For Classical Music Month (ie. September) this year, we thought it would be fun to learn a little more about our fellow classical guitarists.
We surveyed hundreds of members in our wonderful tonebase community, asking about their practice habits, favorite composers, guitars and more.
How do the answers compare to your own personal favorites?
We all know that practice makes perfect. But have you ever wondered when and how your peers practice?
Classical guitarists are not night owls! Most (38%) say they practice most productively in the morning, followed by in the evenings (26%) and afternoons (23%). Only 13% say they’re most productive when practicing at night.
When they do practice, only 11% of classical guitarists begin by playing a piece. Most begin with a warmup, either from finger stretches (36%) or scales (29%).
Over 24% will religiously tune their guitars at the start of every practice session before they play.
Speaking of practice, if you've ever wondered how the best of the best practice here are award-winning French guitarist Thomas Viloteau’s tips for using your time as efficiently as possible.
On Guitars and Guitar Accessories
Ensuring that you're comfortable while playing is critical to your performance.
Soreness can shorten a playing session - or even your long-term ability to play the guitar.
With all the different gadgets available today, we were surprised to find almost half of our respondents (48%) use a footrest.

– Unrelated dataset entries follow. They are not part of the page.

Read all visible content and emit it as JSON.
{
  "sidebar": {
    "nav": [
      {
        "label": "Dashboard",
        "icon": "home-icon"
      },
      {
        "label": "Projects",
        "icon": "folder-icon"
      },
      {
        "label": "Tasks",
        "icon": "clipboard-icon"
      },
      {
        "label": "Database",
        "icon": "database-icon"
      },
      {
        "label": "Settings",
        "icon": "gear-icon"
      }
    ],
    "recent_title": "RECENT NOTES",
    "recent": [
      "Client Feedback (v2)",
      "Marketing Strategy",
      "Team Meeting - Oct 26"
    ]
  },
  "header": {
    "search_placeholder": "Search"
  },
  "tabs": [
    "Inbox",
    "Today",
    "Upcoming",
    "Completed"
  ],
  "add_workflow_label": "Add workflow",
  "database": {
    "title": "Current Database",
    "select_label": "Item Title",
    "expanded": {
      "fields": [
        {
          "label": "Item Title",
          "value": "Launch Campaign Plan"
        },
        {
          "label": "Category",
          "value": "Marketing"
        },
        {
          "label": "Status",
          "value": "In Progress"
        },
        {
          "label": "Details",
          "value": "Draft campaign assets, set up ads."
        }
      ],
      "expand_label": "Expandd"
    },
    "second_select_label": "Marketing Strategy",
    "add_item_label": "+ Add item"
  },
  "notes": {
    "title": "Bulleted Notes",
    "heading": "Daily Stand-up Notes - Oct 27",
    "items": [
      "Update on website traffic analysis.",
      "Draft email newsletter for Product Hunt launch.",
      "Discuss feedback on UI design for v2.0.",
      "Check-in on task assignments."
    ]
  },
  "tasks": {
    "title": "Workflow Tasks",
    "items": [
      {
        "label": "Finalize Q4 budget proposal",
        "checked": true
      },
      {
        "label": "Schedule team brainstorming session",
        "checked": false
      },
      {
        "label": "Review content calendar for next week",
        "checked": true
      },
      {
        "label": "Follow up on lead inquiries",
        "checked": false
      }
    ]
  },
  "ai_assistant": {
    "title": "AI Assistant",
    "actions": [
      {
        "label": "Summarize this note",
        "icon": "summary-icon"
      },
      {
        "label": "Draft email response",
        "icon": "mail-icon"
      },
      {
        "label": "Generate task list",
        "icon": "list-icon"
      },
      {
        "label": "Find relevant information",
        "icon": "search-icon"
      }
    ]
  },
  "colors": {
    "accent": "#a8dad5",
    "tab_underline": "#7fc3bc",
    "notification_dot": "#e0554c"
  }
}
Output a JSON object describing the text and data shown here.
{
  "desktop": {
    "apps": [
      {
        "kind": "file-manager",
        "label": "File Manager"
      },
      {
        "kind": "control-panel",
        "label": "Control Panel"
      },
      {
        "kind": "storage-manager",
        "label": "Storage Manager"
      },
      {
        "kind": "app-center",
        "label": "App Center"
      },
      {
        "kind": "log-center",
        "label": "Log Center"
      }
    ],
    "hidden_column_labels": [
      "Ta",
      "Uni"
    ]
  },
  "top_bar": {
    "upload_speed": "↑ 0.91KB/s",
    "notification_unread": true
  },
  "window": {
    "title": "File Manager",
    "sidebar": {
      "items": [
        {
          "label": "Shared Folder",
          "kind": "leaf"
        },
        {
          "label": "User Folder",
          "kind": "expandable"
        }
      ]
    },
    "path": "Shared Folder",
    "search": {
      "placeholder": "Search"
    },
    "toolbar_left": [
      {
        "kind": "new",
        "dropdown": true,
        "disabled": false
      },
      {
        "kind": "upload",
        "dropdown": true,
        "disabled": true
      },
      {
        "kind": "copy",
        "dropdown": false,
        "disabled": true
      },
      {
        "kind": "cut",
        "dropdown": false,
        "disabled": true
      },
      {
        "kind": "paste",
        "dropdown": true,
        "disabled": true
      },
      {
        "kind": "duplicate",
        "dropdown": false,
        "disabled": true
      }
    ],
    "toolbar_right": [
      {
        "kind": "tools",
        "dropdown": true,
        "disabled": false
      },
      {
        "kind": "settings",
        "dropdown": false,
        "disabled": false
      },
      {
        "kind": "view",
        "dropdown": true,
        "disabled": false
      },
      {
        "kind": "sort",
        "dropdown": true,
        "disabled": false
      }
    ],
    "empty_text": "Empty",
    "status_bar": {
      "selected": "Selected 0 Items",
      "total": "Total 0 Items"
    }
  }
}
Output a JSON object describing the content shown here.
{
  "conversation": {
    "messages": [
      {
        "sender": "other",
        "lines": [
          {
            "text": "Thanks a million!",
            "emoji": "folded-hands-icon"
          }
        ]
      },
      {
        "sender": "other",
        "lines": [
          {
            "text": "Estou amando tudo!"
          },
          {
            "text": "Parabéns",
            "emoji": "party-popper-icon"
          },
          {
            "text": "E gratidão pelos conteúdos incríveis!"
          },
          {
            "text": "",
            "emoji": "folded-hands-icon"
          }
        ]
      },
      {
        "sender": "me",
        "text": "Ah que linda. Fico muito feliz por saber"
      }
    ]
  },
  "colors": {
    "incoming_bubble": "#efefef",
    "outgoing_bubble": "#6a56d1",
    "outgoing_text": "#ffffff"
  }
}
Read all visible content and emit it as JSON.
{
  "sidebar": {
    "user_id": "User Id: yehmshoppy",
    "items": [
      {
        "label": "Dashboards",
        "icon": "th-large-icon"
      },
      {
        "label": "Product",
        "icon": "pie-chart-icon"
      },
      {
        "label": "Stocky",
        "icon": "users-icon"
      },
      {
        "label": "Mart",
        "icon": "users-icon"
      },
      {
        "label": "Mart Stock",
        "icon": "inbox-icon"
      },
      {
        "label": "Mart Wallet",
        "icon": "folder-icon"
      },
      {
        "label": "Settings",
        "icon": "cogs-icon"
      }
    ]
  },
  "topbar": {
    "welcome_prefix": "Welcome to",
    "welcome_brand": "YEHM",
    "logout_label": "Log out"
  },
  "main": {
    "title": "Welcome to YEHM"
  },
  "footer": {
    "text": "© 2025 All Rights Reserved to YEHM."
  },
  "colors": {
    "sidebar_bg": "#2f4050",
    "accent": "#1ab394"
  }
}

Only 23% use an ErgoPlay, 15% use Guitarlift, 8% a Gitano, and 6% a Barnett.
Guitar supports can save the day (and maybe your lower back).
They help you maintain a good playing position and posture, lowering stress on your body. Some also increase your guitar's stability and prevent slippage. Read our review of the latest guitar support gadget to take the world by storm – the Guitarlift.
Most classical guitarists consider their guitars extensions of themselves.
And unlike the violin or the piano, the fundamental construction of the classical guitar is still being developed and experimented with by luthiers around the world.
With such a diverse array of instruments that have very unique and distinct qualities, it begs the question: if you had to pick one guitar to play for the rest of your life, who would it be built by?
The Hermann Hauser I (32%) is the aspired luthier of choice of most classical guitarists, followed by Antonio De Torres (28%), Jose Ramirez (26%), and Ignacio Fleta (14%). Others choose instruments by modern luthiers including Greg Smallman and Daniel Friedrich.
While not all of us are ready to purchase a Hermann Hauser just yet, here’s a helpful guide for finding and buying your next guitar!
On Legendary Guitarists
Everyone will have their own opinion as to who the greatest classical guitarist is.
But what if you could have lunch with any one guitarist from generations past? Who would it be?
Most (30% of our respondents) classical guitarists would love to meet Francisco Tárrega. And with good reason; the Spanish composer is often called "the father of classical guitar".
A massively prolific composer, he wrote music for all levels of guitar, from easy didactic etudes to some of the most virtuosic pieces written for the instrument.
Did you know that he’s also the composer of Gran Vals, an excerpt of which was used in the iconic Nokia ringtone?
Though Tárrega is no longer with us, his music still is. Explore the “Spirit of Tárrega” in this series of lessons with Austrian guitarist and composer Wulfin Lieske, where he discusses Tárrega's revolutionary approach to guitar technique and compositional style.
Discover the musical genius that made Francisco Tárrega the legendary figure that he is known as today.
Agustín Barrios was the number one lunch companion choice for 29% of classical guitarists. The Paraguayan virtuoso is best known for his enigmatic life as both a player and his vivid, technicolor compositions for the guitar.
His work fuses South American traditional themes and stories into a traditional classical framework, and the repertoire he created is incredibly palatable for both seasoned and fresh audiences.
24% of classical guitarists responded with Andrés Segovia, the Spanish musician who is credited with granting respectability to the guitar as a serious concert instrument capable of evocativeness and depth of interpretation.
One of his legendary quotes: “I've had three wives and three guitars. I still play the guitars.”
Fernando Sor (17%) rounds out the top four choices.
The Spanish classical guitarist was known for being among the first to play the guitar as a classical concert instrument and for writing one of the earliest books of guitar-playing methodology.
His works span from many volumes of didactic material, to Fantasias, variations and large concert pieces.